══ DATA UNDER STUDY

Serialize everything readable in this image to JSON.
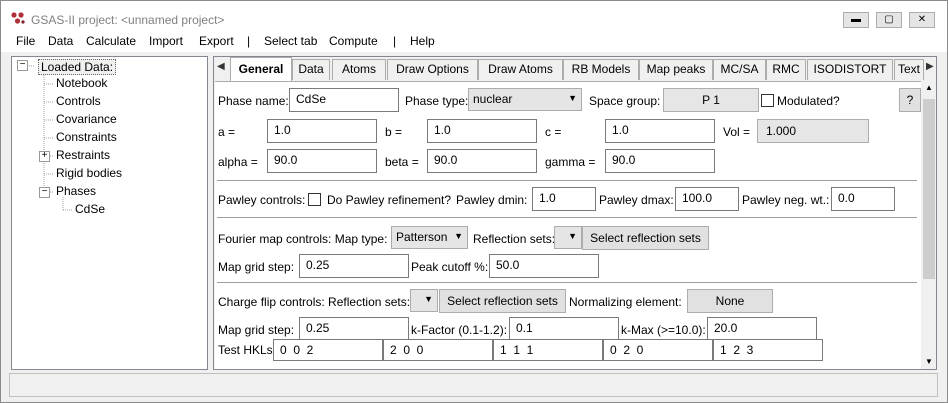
{
  "window": {
    "title": "GSAS-II project: <unnamed project>",
    "min": "▬",
    "max": "▢",
    "close": "✕"
  },
  "menu": [
    "File",
    "Data",
    "Calculate",
    "Import",
    "Export",
    "|",
    "Select tab",
    "Compute",
    "|",
    "Help"
  ],
  "tree": {
    "root": "Loaded Data:",
    "items": [
      "Notebook",
      "Controls",
      "Covariance",
      "Constraints",
      "Restraints",
      "Rigid bodies",
      "Phases"
    ],
    "phase": "CdSe",
    "expander": "+",
    "collapser": "−"
  },
  "tabs": [
    "General",
    "Data",
    "Atoms",
    "Draw Options",
    "Draw Atoms",
    "RB Models",
    "Map peaks",
    "MC/SA",
    "RMC",
    "ISODISTORT",
    "Text"
  ],
  "tab_arrows": {
    "left": "◀",
    "right": "▶"
  },
  "general": {
    "phase_name_label": "Phase name:",
    "phase_name": "CdSe",
    "phase_type_label": "Phase type:",
    "phase_type": "nuclear",
    "space_group_label": "Space group:",
    "space_group": "P 1",
    "modulated_label": "Modulated?",
    "help": "?",
    "a_label": "a =",
    "a": "1.0",
    "b_label": "b =",
    "b": "1.0",
    "c_label": "c =",
    "c": "1.0",
    "vol_label": "Vol =",
    "vol": "1.000",
    "alpha_label": "alpha =",
    "alpha": "90.0",
    "beta_label": "beta =",
    "beta": "90.0",
    "gamma_label": "gamma =",
    "gamma": "90.0",
    "pawley_label": "Pawley controls:",
    "pawley_refine_label": "Do Pawley refinement?",
    "pawley_dmin_label": "Pawley dmin:",
    "pawley_dmin": "1.0",
    "pawley_dmax_label": "Pawley dmax:",
    "pawley_dmax": "100.0",
    "pawley_neg_label": "Pawley neg. wt.:",
    "pawley_neg": "0.0",
    "fourier_label": "Fourier map controls: Map type:",
    "map_type": "Patterson",
    "refl_sets_label": "Reflection sets:",
    "select_refl_button": "Select reflection sets",
    "map_grid_label": "Map grid step:",
    "map_grid": "0.25",
    "peak_cutoff_label": "Peak cutoff %:",
    "peak_cutoff": "50.0",
    "chargeflip_label": "Charge flip controls: Reflection sets:",
    "cf_select_refl_button": "Select reflection sets",
    "norm_elem_label": "Normalizing element:",
    "norm_elem": "None",
    "cf_grid_label": "Map grid step:",
    "cf_grid": "0.25",
    "kfactor_label": "k-Factor (0.1-1.2):",
    "kfactor": "0.1",
    "kmax_label": "k-Max (>=10.0):",
    "kmax": "20.0",
    "test_hkl_label": "Test HKLs:",
    "test_hkls": [
      "0  0  2",
      "2  0  0",
      "1  1  1",
      "0  2  0",
      "1  2  3"
    ]
  },
  "colors": {
    "app_icon": "#b0303a"
  }
}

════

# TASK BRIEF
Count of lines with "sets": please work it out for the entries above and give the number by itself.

# FINISHED EXERCISE
4